Listed records Block Start
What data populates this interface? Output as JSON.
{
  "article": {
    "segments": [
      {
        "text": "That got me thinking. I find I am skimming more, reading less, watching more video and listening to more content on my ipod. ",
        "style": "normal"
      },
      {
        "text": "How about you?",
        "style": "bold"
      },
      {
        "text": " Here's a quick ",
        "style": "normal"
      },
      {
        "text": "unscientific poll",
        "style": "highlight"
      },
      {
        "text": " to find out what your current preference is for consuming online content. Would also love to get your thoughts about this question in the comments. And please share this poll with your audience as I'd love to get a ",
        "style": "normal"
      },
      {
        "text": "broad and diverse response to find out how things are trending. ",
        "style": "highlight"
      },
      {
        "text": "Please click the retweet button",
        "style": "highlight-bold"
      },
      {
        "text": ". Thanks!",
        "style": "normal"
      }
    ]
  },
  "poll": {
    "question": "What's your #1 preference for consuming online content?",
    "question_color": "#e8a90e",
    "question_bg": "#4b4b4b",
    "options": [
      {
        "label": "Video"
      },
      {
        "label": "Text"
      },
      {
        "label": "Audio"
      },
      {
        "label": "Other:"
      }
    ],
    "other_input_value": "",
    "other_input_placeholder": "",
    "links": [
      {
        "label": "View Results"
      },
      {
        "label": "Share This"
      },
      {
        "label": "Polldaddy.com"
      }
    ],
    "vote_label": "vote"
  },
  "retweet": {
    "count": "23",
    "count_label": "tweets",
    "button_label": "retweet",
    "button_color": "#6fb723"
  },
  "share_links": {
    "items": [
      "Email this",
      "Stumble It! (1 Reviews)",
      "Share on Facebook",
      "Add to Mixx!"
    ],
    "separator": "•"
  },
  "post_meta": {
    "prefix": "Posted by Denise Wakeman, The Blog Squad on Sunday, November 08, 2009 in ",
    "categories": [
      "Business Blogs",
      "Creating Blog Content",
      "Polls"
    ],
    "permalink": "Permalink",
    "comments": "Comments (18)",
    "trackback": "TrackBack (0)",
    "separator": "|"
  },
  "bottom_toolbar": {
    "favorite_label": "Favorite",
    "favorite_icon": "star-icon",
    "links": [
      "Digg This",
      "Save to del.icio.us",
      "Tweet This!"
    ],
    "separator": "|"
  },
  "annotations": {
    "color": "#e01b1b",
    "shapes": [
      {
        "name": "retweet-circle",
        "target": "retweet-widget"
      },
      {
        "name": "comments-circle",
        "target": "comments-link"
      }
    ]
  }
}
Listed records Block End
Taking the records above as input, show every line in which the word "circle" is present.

Result for this task>
        "name": "retweet-circle",
        "name": "comments-circle",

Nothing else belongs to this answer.